But understanding the various assets at the various levels of your control system is very, very key. So, once you understand what’s out there, then you can understand how to protect those assets. If you cannot answer what do I have, what’s out there, you need to go back and start with that to really establish your program.

SK: I 100% agree. Typically, what you read in these news articles is going to be conversations that are specifically talking about foreign hacker groups that are infiltrating infrastructure within the United States or within a particular segment of the United States, and the reality of that is that a lot of those types of attacks are primarily based around things like email phishing, malicious web URLs, and essentially tricking users into visiting malicious websites.

Now one of the big questions that we get is how do you pivot from an IT network that was infiltrated by an adversary into an OT network. And the answer is pretty straightforward. A lot of OT networks are connected to the same IT networks that people do business on and run their companies with.

So, by looking at a model like this, what you’re doing is you’re separating out your IT network from your OT network and you’re able to apply a level of control that allows you to manage assets that are critical to the running of your systems in your ICS environment that do not have any bearing whatsoever on your IT systems.

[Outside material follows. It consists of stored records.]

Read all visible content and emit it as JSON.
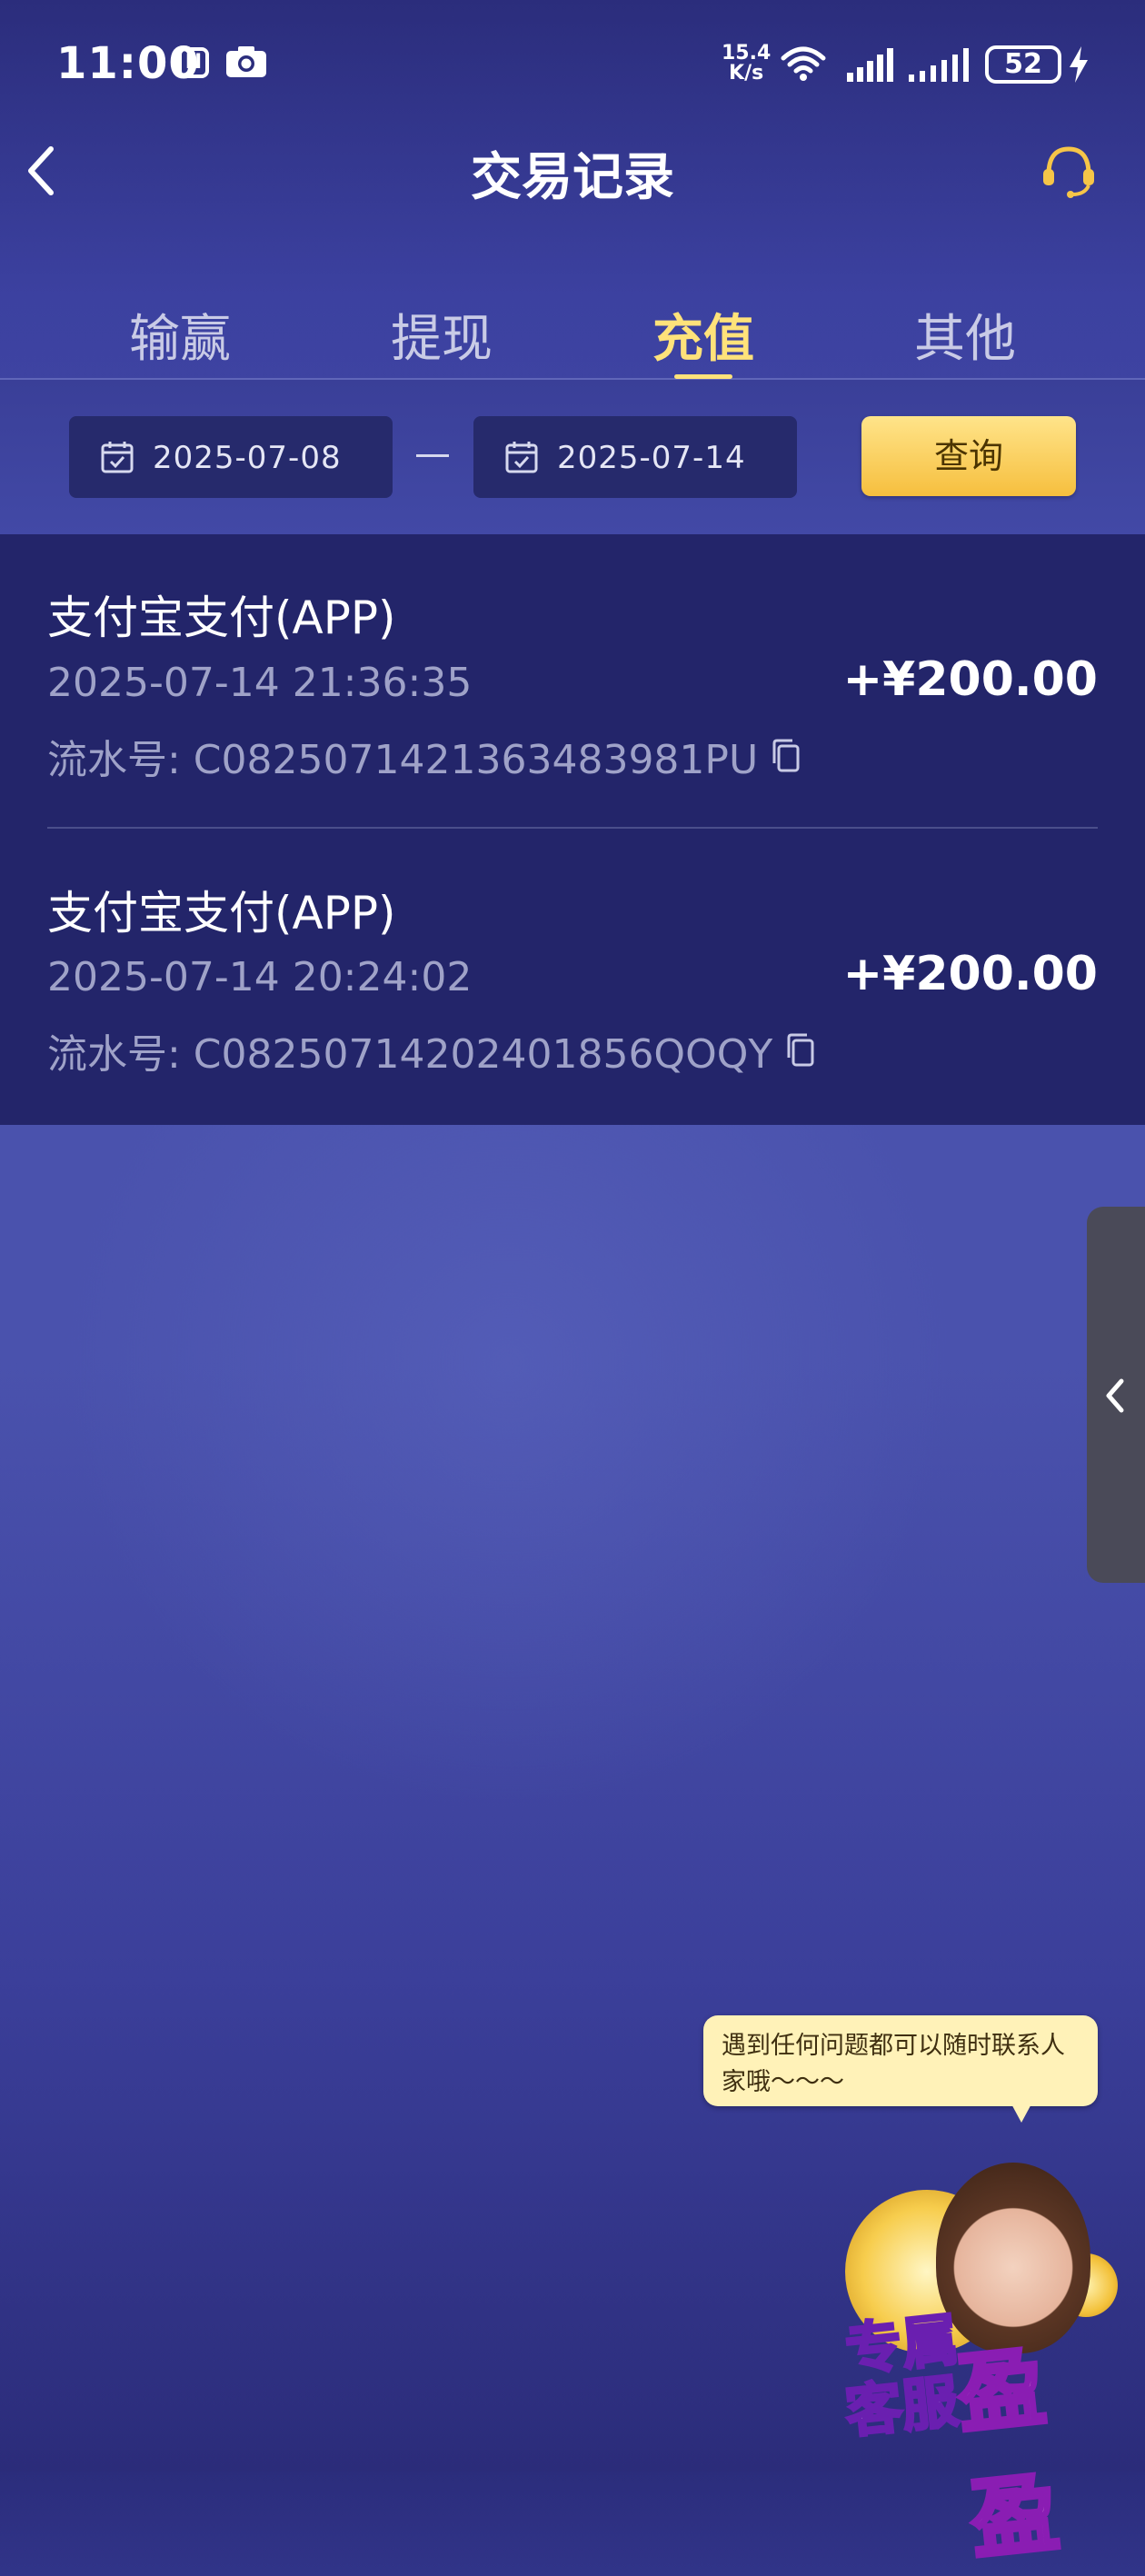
{
  "status_bar": {
    "time": "11:00",
    "net_speed_value": "15.4",
    "net_speed_unit": "K/s",
    "battery": "52",
    "icons": [
      "nfc-icon",
      "camera-icon",
      "wifi-icon",
      "signal-icon",
      "signal-icon",
      "charging-icon"
    ]
  },
  "header": {
    "title": "交易记录",
    "back_icon": "chevron-left-icon",
    "support_icon": "headset-icon"
  },
  "tabs": [
    {
      "label": "输赢",
      "active": false
    },
    {
      "label": "提现",
      "active": false
    },
    {
      "label": "充值",
      "active": true
    },
    {
      "label": "其他",
      "active": false
    }
  ],
  "filter": {
    "start_date": "2025-07-08",
    "end_date": "2025-07-14",
    "separator": "—",
    "query_label": "查询"
  },
  "records": [
    {
      "title": "支付宝支付(APP)",
      "time": "2025-07-14 21:36:35",
      "serial": "流水号: C0825071421363483981PU",
      "amount": "+¥200.00"
    },
    {
      "title": "支付宝支付(APP)",
      "time": "2025-07-14 20:24:02",
      "serial": "流水号: C08250714202401856QOQY",
      "amount": "+¥200.00"
    }
  ],
  "support_widget": {
    "bubble_text": "遇到任何问题都可以随时联系人家哦～～～",
    "badge_line1": "专属",
    "badge_line2": "客服",
    "badge_name": "盈盈"
  },
  "colors": {
    "accent": "#ffe27a",
    "button_gradient_top": "#ffe48a",
    "button_gradient_bottom": "#f6bf3e",
    "record_bg": "#23256a"
  }
}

BP: That’s our opinions and the first steps of how to really manage FUD in ICS cyber security. Thanks so much for tuning in we’ll talk to you next time.